The problem is I do not have any fired 8x58RD brass right now so what are the alternatives? Well there is some new Bertram brass available however it has a reputation for splitting even when annealed and it is very expensive. Certainly other cases such as the 45/90 can be necked down however this involves trimming and annealing and again the brass is not cheap. There is a third option and that is to use 7,62x54R brass which is something we have a fair few of here having shot various Russian rifles in the past. Now one of the issues with 54R brass is it is going to come up short once it has been opened up to suit the 8,0mm however it does have a reputation for working fairly successfully and also means as I am reloading I can keep the MV’s down to something sensible.
Now to the choice of bullet, standard jacketed bullets of around 200 grains would be a good start however given that the two rifles have less than perfect bores I am inclined to use cast bullets which means I need to slug the bore first to confirm the best choice of bullet. Slugging is the process of taking an oversize to the bore lead slug or ball and forcing it down the bore, this does sound rather harsh however it is surprisingly easy. Lubricate the bore with some oil, take the slug and tap it down into the bore from the muzzle end and once it is in the bore it will tap down with very little effort, I prefer to use lengths of oak dowel however others will use a single length of suitable round bar, I found this method less easy as the rod will bow during the process if you are not careful plus if you are working with a 30″ barrel you end up having to stand on a chair to start the process. The lengths of oak dowel have worked perfectly many times in the past and I will continue to use them.

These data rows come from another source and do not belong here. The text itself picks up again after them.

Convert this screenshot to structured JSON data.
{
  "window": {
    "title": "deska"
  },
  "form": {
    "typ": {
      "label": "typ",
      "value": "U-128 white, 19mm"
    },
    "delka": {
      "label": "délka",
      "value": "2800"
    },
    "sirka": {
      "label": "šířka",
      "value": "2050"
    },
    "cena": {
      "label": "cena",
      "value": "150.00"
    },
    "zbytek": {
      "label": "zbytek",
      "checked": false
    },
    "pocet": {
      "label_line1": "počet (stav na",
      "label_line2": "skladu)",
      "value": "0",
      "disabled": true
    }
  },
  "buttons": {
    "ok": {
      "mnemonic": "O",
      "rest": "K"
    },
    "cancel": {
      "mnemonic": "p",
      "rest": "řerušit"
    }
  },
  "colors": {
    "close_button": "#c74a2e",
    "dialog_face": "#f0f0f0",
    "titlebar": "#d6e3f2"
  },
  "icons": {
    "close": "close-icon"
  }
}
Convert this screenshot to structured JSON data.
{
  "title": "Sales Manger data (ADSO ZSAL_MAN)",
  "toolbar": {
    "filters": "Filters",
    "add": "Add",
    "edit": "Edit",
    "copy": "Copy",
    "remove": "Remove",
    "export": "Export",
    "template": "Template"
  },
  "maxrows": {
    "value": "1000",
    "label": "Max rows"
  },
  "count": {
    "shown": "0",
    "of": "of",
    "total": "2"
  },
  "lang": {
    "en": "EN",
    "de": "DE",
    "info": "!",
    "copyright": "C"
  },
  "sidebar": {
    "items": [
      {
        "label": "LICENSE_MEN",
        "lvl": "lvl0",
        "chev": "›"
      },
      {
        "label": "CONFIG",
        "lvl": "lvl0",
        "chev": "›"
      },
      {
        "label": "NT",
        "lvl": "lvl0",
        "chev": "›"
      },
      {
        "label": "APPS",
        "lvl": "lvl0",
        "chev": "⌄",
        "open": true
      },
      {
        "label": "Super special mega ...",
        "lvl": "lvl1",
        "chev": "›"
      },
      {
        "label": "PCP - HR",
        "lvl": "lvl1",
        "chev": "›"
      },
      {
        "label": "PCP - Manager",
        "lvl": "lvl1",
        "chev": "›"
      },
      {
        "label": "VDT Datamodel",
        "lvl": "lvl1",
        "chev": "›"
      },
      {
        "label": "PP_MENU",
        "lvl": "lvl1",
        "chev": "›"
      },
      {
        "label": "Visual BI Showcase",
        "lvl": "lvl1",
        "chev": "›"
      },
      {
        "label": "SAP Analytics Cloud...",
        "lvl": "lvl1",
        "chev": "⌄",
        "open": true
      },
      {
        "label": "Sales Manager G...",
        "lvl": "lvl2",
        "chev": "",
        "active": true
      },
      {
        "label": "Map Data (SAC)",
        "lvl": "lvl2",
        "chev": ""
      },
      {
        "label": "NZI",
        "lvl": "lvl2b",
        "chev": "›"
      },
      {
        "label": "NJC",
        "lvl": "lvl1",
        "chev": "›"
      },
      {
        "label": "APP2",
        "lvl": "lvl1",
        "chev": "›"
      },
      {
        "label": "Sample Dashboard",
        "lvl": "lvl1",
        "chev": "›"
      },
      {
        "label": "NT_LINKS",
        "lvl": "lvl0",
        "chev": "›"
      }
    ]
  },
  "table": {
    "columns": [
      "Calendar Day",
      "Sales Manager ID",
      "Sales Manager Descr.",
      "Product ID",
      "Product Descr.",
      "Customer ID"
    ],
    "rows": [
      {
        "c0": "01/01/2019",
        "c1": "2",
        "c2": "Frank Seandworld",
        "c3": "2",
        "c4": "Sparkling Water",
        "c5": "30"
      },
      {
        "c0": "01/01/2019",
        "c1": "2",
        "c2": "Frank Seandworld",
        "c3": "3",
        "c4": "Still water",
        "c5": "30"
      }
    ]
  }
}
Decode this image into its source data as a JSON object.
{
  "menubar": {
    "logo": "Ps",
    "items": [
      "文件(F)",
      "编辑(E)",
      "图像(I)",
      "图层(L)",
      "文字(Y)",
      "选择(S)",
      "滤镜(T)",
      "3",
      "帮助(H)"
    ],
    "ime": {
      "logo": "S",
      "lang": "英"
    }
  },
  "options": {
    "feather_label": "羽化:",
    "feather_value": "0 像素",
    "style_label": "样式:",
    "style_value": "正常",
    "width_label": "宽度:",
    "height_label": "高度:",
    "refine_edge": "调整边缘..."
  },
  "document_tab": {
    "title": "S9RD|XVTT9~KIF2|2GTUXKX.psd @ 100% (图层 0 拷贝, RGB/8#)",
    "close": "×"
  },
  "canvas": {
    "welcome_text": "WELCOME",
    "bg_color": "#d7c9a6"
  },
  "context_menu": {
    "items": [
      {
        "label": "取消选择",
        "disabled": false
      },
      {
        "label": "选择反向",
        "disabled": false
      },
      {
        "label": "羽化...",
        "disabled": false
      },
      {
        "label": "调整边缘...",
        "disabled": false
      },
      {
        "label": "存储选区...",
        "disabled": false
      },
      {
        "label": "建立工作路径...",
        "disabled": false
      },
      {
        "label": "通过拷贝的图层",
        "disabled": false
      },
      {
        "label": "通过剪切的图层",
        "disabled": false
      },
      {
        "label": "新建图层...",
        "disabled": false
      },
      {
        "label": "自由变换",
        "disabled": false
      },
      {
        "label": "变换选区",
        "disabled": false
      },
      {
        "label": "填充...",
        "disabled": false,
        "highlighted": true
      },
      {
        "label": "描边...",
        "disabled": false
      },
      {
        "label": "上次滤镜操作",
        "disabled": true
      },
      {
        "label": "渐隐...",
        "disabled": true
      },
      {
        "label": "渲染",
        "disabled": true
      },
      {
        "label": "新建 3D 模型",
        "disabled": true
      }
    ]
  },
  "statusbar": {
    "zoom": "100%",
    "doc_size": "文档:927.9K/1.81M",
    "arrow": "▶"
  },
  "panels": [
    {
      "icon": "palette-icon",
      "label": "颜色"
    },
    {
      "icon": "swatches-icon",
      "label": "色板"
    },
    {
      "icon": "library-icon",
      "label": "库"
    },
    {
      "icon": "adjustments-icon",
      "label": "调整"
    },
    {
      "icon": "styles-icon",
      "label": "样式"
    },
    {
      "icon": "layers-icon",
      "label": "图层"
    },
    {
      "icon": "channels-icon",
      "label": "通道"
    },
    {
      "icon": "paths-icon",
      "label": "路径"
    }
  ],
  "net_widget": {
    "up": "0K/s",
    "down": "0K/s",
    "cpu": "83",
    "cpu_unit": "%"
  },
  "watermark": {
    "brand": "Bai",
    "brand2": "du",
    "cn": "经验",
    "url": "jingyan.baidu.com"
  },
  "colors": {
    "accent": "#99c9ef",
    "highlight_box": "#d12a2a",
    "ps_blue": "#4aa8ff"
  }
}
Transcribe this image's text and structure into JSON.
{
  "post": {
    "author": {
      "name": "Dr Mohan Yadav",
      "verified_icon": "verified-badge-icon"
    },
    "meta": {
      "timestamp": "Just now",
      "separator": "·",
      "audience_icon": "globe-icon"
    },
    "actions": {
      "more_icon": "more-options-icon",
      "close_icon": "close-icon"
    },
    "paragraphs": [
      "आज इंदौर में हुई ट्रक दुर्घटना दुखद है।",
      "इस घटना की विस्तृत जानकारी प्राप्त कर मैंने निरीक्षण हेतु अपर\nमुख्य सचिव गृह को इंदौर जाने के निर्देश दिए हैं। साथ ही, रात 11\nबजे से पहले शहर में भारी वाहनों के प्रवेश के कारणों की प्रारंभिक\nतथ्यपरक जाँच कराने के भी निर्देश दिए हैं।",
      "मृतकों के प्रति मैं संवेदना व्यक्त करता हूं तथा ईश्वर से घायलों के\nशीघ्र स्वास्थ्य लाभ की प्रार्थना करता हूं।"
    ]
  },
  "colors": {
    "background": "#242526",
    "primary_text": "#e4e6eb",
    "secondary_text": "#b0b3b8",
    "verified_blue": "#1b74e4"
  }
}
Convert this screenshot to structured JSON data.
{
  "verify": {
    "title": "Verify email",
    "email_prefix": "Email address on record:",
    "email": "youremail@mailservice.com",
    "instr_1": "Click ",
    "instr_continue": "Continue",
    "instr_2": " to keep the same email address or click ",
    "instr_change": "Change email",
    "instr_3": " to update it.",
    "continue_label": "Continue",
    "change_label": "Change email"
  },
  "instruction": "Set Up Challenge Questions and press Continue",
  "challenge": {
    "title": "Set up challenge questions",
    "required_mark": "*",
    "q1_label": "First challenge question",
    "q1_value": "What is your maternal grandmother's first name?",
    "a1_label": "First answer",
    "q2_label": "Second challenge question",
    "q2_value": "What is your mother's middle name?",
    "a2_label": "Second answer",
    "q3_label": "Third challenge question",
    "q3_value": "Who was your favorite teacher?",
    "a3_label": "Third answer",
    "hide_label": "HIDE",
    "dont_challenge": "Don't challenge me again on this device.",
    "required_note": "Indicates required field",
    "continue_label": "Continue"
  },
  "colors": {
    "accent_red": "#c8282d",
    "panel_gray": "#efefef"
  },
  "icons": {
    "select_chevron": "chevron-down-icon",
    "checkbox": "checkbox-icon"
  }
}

Once the slug drops out of the other end it can be measured and used as an indication of the diameter bullet to be used. Of course at this stage it is worth taking a cast of the chamber as well so you have a better idea of what you are working with but I am not going to pursue that avenue in this post as accurising cartridges for cast bullets is a whole subject on it’s own and way beyond this article.
I guess the next job is to decide on what sort of powder load to go for. A serious consideration is the maximum safe pressure for the rifles in question is going to be around 3200 Bar/46,500 PSI – CAUTION!! This applies to the later 8x58RD such as the S&L M.38/M.42 and not to the earlier rolling block One thing I do not want to do is overly stress the rifle so I suspect I will be looking at a fairly modest load of N140 or similar. Time to do some more research in this area meanwhile I will machine a mandrel, open up some 54R brass and see how it looks.
I suppose this is Spam of a fashion so I will keep things brief. Our new Reloading Consumables side of things is Open. It lists the most asked for Lapua, Berger, Sierra and Forster reloading products plus many other items. We think our consumables prices are very keen.
There is certainly a lot more to add to the site however it is a reasonable start and I would like to think the prices are very keen.